Ginger Beale works for the University of Maryland at Baltimore and is the president of the Baltimore chapter of Mother’s In Charge, which works on violence prevention, intervention, and education in the city.

Her son Harold Robinson, Jr. was murdered on February 11, 2007 while working at his job as a security guard for a nightclub. She testified about her work with Mother’s In Charge and the need to eradicate violence in Baltimore. She also expressed the grief she has suffered and continues to suffer from her son’s death. She believes the suffering of the victim’s family is often not taken into account in the criminal justice system and that the death penalty should be eliminated.

I’ve been through six postponements for the trial of my son’s murderers and each time I go to court it hurts. What often gets lost in cases where someone is killed is the actual strain on the victim’s family. The focus turns to the criminal rather than the victim. That must stop. Cases such as my son’s murder are dynamic and are to not be treated with anything but the highest regard. It’s good to see that you are beginning the process to look at the surrounding issues of our criminal justice system.  Just keep in mind the major toll all of this takes on the families who lose a loved one to violence.”

John Roman is a researcher at the Urban Institute, a non-partisan research institute in Washington, D.C. In 2007, Mr. Roman completed a study of the costs of Maryland’s death penalty and found that the death penalty has cost the state more than $186 million over and above the costs of the system had life without parole been the highest punishment. Mr. Roman explained the study to the commission, including the findings that each death sentence costs $3 million – or $1.9 million more than a comparable case that does not end in the death penalty, even when the costs of incarceration are taken into account.

Cost study available at:

Andy Sonner was a state’s attorney for Montgomery County for nearly 30 years before becoming a judge for Maryland’s Court of Special Appeals. Judge Sonner testified that he tried diligently to apply the death penalty in a fair and rational manner during his three decades in office. He sought the death penalty half a dozen times and secured two death sentences as a prosecutor. Both death sentences were ultimately reversed.

Judge Sonner testified that his experience trying to apply the law convinced him that it was a waste of law enforcement resources and that it is impossible to create a death penalty that is evenly applied. He testified that prosecutors are influenced by a host of competing factors and pressures when determining which cases should be death cases, and that this creates arbitrariness in sentencing that simply cannot be reconciled with the need for consistency and fairness.

Our system invests an individual prosecutor with unfettered discretion to make that decision. I now believe that to do so rationally and fairly is beyond human capabilities.

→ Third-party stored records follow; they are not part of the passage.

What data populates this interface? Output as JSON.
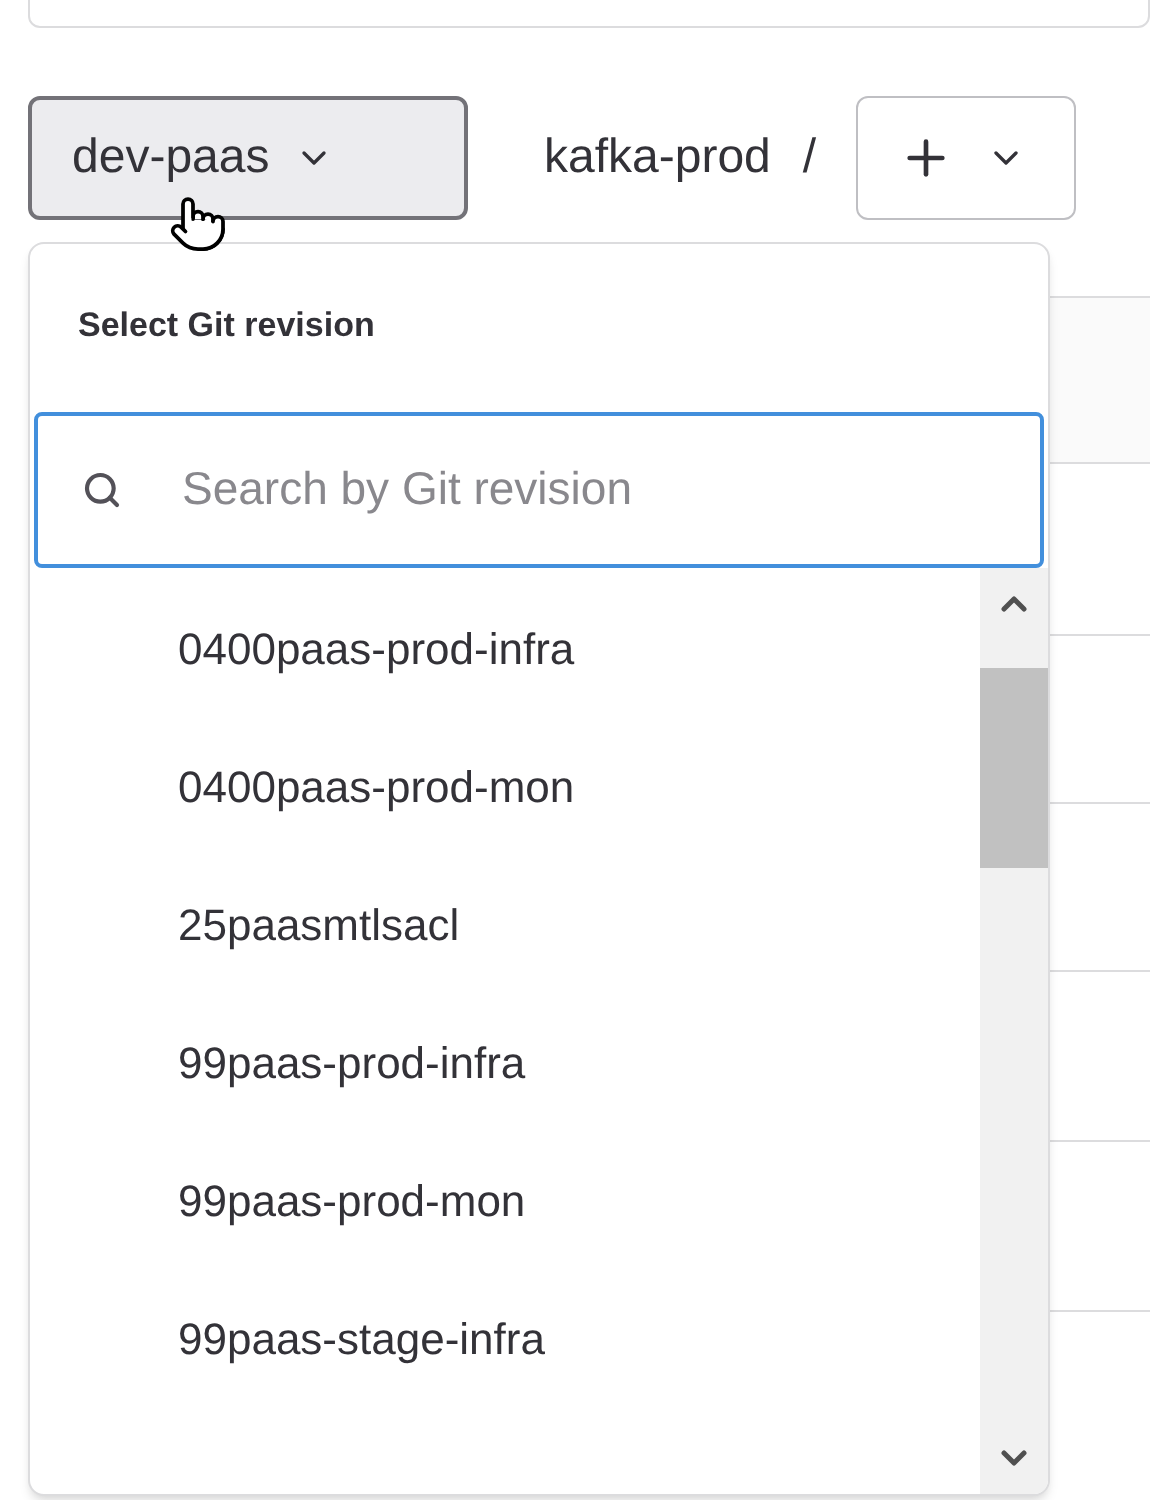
{
  "revision_button": {
    "label": "dev-paas"
  },
  "breadcrumb": {
    "project": "kafka-prod",
    "separator": "/"
  },
  "dropdown": {
    "title": "Select Git revision",
    "search": {
      "placeholder": "Search by Git revision"
    },
    "items": [
      {
        "label": "0400paas-prod-infra"
      },
      {
        "label": "0400paas-prod-mon"
      },
      {
        "label": "25paasmtlsacl"
      },
      {
        "label": "99paas-prod-infra"
      },
      {
        "label": "99paas-prod-mon"
      },
      {
        "label": "99paas-stage-infra"
      }
    ]
  }
}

The time has come for Maryland to abandon a relic from earlier less sensitive times and free the prosecutors from the impossible task of trying to call for capital punishment fairly.”

Judy Catterton is a former prosecutor from Montgomery County and a defense attorney who has worked on several Maryland death penalty cases. Having seen the system from both sides, she testified about the difficulties of carrying out the death penalty as a prosecutor and making the rational determination about when to seek the death penalty. She also testified about the differences in some of the cases she defended and saw as a prosecutor. Comparing the first and last death case she worked on, she noted that there was no rationale explanation for why one of them resulted in a life sentence and the other in an execution.

Every lawyer knows in their heart of heart that there is no such thing as an error-free trial. As a prosecutor I tried hundreds or more cases. The chances are overwhelming that somewhere along the way I convicted an innocent man or made a mistake in the degree of a defendant’s involvement. In death cases we want a system that will be fair and error free. We can’t have it.”